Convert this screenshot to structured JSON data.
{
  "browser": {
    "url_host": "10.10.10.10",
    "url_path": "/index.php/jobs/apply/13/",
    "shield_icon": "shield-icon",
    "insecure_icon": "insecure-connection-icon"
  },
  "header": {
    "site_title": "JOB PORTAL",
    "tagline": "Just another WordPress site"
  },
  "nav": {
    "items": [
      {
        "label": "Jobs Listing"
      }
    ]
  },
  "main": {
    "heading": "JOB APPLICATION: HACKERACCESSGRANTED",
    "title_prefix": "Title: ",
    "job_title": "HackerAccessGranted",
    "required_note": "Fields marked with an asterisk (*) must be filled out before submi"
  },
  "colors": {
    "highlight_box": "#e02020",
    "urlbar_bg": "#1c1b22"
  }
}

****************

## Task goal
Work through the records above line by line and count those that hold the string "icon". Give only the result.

## Result of the task
2